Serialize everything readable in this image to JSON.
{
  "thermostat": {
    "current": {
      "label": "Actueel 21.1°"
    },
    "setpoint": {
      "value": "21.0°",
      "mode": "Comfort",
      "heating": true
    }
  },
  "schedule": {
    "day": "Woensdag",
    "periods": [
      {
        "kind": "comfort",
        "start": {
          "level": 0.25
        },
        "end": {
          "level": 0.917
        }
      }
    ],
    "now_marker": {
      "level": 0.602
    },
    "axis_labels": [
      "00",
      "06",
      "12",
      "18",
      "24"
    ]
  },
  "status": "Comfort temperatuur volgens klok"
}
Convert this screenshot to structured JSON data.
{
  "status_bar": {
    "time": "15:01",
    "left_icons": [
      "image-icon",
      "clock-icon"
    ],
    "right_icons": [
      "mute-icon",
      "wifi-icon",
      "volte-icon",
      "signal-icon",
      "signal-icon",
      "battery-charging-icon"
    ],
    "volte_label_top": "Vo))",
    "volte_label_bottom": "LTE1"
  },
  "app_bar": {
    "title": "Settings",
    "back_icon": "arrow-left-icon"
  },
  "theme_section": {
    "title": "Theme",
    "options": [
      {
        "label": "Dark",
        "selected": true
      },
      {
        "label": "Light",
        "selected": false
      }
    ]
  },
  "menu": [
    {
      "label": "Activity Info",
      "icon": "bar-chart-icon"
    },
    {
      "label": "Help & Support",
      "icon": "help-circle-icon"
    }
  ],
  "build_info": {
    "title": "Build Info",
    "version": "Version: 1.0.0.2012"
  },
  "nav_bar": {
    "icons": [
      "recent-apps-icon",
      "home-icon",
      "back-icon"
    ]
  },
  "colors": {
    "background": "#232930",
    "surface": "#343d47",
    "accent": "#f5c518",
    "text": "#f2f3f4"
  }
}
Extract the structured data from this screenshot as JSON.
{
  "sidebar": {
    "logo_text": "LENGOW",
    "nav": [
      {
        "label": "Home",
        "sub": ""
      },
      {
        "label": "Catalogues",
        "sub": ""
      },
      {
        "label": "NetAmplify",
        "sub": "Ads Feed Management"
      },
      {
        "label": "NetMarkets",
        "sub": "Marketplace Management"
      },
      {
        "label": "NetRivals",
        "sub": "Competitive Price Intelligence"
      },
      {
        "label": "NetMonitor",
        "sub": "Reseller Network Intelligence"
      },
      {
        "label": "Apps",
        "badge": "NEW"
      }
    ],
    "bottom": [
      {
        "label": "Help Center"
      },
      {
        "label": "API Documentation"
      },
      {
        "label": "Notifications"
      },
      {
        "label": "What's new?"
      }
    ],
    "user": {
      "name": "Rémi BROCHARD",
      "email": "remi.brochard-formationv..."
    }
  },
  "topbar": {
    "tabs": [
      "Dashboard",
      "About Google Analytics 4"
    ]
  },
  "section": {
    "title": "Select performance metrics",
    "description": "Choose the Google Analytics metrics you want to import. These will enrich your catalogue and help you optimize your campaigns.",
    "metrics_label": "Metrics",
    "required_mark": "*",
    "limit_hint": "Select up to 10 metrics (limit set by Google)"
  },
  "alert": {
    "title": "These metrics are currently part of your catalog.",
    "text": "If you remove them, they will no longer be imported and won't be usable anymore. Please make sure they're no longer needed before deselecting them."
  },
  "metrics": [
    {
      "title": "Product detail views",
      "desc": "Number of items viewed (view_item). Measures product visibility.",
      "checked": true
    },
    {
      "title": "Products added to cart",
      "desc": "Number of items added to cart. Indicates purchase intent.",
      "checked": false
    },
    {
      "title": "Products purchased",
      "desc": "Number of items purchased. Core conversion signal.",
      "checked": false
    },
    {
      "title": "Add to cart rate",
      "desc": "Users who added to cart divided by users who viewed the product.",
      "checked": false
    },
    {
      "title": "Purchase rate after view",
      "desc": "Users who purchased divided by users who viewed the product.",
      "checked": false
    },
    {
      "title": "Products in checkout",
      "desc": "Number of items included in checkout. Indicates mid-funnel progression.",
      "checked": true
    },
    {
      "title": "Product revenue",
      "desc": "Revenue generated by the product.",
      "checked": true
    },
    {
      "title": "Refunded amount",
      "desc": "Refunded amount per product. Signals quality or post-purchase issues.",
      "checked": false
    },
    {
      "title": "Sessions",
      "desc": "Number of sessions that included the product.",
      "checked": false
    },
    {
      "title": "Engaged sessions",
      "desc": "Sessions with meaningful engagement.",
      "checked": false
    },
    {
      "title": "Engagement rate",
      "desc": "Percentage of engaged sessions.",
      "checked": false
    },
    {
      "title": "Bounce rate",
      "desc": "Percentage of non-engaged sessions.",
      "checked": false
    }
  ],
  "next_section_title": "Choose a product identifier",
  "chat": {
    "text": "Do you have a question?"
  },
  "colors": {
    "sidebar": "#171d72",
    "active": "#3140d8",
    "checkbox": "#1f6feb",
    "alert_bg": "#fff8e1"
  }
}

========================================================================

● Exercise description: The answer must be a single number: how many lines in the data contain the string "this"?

● Answer section: 3